Welcome readers. I’ve had a very long few weeks at work in which the work just kept piling up and I felt like I was going to drown.

I want to apologize to Carly Severino for not getting this interview up in a timely manner. I hope you’ll forgive me.

First here’s a little bit about her new memoir, Bruised Brain: A Poetic Memoir:

“bruised brain” is a poetic memoir that explores themes of child abuse, self harm, depression, mother-daughter relationships, healing, and more. Examining hardship through poetry, this debut work serves to let readers everywhere know they are not alone.

Please give Carly a warm welcome:

1. When writing, do you outline how you want to structure your books or do you just go with the flow?

I’ve tried to be better about outlining but I find it distracts from the creative direction the writing wants to go in. When I try to outline, it feels like I’m trying to tell the story what it should do when really I should be listening to what the story thinks I should do to make it happen the way it’s supposed to. I try to write as soon as inspiration strikes so I can ride the creative wave and let the story take shape. I’ll worry about the technical stuff during editing.

2. Explain a little bit about your day job in PR and how it relates to your other writing pursuits.

I love books and reading and writing, and so a lot of people think I should be in publishing. For a while, I really wanted to do just that but after working for a few literary magazines and working at a literary agency, I sort of realized I didn’t want to make what I was super passionate about my job because then all the things I loved the most became work. So I compromised by working in PR and advertising, and honestly it was the best decision. I get to work with some really creative people and the work is never the same. I have such interesting clients that do all sorts of different things, so the material is never boring and I’m always learning something new.

I really love working in PR because it’s a challenge. I have to do a lot of research about things I never thought I’d be writing about, and to me, that’s the best when a job can teach you something new every day. Then on the weekends or at night after work, I take an hour to do the kind of reading and writing I really love.

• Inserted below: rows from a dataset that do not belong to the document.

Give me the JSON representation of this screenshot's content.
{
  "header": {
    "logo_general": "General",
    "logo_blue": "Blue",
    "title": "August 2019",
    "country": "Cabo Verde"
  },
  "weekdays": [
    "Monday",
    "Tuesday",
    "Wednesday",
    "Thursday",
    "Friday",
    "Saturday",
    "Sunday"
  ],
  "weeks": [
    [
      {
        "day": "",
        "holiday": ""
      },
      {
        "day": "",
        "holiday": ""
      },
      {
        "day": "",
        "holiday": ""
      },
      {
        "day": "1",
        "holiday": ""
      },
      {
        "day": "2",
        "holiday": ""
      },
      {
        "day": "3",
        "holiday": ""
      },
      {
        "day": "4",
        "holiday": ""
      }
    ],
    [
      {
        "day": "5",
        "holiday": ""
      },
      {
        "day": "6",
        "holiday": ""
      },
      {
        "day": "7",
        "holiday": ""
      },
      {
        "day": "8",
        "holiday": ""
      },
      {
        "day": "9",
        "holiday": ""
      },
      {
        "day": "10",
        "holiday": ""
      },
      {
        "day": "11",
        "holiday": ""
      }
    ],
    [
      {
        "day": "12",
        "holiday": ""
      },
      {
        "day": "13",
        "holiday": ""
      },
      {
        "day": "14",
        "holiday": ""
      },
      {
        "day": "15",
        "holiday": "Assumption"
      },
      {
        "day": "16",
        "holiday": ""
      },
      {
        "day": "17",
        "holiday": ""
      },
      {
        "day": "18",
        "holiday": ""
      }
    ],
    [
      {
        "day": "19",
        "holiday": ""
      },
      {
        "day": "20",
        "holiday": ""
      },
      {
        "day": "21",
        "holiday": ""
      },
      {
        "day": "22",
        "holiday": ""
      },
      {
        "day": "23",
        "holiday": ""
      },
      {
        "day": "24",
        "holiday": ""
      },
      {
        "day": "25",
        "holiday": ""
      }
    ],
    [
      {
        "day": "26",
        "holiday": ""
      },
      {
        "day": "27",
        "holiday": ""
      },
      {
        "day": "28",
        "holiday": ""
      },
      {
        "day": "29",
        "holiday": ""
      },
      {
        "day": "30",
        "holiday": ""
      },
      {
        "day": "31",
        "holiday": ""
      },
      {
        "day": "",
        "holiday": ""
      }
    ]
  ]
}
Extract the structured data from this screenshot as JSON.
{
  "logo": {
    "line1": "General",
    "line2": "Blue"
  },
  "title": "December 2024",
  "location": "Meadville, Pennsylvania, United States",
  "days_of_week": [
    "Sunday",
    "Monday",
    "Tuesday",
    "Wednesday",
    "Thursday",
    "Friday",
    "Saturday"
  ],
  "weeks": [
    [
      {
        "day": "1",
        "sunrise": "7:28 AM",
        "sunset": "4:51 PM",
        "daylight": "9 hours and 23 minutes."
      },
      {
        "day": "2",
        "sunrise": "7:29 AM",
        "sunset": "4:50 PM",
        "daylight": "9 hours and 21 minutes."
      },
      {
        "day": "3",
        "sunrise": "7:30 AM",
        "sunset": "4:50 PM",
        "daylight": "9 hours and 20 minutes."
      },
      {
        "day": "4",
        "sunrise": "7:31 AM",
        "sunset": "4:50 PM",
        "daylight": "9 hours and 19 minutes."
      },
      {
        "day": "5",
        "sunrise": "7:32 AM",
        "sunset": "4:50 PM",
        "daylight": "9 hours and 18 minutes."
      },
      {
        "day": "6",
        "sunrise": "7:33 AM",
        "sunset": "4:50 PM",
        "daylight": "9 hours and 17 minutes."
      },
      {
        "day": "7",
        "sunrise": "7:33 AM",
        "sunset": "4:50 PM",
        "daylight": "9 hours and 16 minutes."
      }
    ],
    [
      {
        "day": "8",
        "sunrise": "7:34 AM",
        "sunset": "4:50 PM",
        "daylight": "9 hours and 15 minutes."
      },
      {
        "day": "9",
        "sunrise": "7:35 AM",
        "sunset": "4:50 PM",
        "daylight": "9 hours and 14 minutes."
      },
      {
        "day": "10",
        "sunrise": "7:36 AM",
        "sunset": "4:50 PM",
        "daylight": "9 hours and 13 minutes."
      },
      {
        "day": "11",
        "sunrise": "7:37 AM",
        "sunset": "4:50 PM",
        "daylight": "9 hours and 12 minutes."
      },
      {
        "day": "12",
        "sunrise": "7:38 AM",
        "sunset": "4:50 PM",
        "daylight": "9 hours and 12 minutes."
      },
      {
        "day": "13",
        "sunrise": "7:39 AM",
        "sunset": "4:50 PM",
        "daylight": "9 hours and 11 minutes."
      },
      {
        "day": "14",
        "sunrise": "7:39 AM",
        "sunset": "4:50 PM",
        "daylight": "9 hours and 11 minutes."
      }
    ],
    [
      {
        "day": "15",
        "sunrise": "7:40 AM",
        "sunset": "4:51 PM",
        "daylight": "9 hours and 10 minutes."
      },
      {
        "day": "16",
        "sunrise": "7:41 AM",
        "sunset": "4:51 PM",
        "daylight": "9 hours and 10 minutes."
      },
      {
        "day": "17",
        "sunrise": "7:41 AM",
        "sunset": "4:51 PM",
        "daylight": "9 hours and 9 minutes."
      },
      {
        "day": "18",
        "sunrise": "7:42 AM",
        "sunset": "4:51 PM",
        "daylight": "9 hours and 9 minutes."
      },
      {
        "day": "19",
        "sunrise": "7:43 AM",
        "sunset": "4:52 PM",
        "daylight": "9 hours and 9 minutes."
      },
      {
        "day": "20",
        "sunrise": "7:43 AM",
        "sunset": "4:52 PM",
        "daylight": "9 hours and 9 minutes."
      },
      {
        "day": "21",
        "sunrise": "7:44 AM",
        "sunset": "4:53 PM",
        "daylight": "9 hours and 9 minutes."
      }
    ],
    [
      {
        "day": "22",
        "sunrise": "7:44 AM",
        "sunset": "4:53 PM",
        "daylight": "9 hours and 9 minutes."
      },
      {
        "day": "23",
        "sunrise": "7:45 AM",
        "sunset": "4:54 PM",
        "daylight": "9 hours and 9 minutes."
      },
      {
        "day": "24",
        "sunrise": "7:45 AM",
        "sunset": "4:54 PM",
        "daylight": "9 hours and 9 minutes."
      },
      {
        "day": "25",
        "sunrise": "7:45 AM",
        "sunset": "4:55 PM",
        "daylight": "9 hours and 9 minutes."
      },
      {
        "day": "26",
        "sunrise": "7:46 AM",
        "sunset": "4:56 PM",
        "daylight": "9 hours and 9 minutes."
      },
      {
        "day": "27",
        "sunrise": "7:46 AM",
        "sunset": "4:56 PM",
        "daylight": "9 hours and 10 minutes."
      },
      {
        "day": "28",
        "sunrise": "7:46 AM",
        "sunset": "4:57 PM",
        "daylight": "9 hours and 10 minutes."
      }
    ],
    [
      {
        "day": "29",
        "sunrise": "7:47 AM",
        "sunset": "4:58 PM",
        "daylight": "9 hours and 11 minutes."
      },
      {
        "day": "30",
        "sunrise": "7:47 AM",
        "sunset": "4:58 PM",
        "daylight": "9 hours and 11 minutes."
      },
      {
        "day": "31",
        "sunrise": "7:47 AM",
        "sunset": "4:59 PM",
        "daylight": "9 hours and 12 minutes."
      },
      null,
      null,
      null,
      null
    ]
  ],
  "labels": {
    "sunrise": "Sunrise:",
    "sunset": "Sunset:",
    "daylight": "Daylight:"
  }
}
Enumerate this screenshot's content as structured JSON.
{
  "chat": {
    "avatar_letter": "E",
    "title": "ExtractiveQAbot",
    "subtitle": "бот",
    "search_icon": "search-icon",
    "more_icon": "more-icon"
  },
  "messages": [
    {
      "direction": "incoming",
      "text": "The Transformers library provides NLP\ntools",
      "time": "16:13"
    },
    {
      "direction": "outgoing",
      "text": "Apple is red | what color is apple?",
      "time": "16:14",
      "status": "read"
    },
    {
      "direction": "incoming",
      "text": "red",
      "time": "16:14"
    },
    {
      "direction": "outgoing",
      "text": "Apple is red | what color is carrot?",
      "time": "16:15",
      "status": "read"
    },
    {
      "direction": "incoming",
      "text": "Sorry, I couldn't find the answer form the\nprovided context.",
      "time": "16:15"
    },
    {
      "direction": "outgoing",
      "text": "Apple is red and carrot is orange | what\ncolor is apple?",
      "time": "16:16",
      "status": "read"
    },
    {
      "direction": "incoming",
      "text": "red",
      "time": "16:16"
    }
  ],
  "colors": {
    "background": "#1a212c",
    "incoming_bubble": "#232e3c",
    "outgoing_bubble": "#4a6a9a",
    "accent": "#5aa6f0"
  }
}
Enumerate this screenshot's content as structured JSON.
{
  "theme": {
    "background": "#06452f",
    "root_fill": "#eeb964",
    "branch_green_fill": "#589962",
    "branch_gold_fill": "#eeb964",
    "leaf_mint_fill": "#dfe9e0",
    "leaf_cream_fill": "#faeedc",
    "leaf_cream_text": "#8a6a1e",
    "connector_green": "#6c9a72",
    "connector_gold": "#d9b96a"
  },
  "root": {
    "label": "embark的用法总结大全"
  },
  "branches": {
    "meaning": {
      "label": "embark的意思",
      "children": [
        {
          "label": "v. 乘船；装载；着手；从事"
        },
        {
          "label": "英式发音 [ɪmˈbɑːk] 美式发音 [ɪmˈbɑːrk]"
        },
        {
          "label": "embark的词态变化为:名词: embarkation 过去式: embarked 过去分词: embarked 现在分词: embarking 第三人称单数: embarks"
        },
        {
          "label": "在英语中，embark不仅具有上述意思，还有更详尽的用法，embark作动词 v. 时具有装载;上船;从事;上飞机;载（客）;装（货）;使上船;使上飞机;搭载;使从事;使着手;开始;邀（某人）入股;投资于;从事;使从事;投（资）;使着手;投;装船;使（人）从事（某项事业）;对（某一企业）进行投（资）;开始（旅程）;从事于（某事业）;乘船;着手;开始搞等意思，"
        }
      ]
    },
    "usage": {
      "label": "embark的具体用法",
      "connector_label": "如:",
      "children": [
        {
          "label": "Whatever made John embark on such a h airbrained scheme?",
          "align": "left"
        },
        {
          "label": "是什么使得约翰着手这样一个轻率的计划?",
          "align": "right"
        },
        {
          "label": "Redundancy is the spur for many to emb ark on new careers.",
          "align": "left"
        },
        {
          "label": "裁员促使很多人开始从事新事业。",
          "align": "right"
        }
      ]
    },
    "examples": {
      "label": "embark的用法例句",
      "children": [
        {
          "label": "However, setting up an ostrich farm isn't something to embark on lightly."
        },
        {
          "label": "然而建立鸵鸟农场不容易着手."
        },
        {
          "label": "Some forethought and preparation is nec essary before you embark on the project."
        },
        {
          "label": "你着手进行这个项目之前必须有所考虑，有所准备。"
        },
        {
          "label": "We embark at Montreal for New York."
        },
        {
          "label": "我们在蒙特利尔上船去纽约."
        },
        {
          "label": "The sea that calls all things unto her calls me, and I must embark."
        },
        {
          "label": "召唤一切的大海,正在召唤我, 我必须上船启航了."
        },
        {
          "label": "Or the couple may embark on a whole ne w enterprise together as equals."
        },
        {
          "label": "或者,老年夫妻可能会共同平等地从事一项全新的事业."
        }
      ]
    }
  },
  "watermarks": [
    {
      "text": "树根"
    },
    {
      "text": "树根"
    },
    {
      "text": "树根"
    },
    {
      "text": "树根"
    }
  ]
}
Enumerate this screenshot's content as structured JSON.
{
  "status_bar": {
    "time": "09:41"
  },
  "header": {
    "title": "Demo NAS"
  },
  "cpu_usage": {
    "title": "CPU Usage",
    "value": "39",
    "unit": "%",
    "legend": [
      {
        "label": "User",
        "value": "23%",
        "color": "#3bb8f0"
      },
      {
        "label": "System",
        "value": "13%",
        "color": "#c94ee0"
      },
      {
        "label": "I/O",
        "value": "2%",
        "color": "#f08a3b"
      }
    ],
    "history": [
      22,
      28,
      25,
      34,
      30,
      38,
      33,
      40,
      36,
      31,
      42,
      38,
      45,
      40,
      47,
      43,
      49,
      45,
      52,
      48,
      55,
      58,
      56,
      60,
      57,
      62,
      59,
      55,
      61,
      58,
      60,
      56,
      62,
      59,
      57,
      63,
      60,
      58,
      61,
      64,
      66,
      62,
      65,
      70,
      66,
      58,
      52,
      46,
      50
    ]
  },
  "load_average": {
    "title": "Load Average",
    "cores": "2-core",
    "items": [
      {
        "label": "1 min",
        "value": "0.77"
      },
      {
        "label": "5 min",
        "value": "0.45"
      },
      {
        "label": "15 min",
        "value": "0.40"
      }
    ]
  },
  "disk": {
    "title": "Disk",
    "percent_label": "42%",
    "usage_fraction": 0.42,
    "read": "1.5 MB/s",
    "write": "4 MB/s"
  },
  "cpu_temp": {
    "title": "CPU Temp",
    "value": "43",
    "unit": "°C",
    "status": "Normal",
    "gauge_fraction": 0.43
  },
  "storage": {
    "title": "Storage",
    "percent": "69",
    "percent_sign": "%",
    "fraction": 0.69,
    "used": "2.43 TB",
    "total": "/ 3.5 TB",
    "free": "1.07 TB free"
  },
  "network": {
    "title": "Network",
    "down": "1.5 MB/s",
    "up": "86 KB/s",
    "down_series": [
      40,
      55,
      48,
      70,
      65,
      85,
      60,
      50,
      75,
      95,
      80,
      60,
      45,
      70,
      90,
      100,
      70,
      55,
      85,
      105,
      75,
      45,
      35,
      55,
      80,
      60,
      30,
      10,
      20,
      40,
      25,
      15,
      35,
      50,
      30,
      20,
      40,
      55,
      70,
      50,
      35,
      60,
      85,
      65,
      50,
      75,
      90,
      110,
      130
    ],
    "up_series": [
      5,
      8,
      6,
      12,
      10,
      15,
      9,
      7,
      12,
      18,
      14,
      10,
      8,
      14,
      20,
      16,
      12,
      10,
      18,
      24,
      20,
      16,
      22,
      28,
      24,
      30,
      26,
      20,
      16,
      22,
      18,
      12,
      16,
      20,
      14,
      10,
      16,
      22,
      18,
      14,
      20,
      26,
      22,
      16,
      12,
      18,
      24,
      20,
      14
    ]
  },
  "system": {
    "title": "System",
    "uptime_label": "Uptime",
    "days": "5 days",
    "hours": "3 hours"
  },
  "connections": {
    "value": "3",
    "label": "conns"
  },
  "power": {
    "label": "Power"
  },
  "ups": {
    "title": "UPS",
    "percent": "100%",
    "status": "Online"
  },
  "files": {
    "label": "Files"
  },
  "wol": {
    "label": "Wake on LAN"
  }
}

3. Your memoir deals with some very tough and traumatic issues. Did you find the process of writing the poetic memoir cathartic? How so?

It’s funny; I never wanted this to be my first book. I didn’t want to be pigeon-holed as the writer with “mommy issues.” But the more I let it fester inside, the more I felt like I needed to let it out. I started writing this accidentally, to be honest.

I just wanted to compile a bunch of poems to sell at slams, but it just morphed into something else altogether. I realized I had a poem for every traumatic event in my life that described my relationship with my mother, so I wrote them and then compiled them in chronological order starting with my birth.

Cathartic is a really great word to use; it’s how I describe most of my writing—especially this book. It was great to sit down and unpack all this emotional heaviness.

I love poetry because even though it tends to deal with some tough topics, ultimately what you’re doing is taking that pain and trauma and making it into something beautiful and artistic, and I think that’s really important. If you let your pain sit there, the pain wins and gets worse with time. But if you try to paint it in a different light, you’re understanding it in an entirely different way and are able to move on from it.

Thank you, Carly, for answering my questions and best of luck with the new book.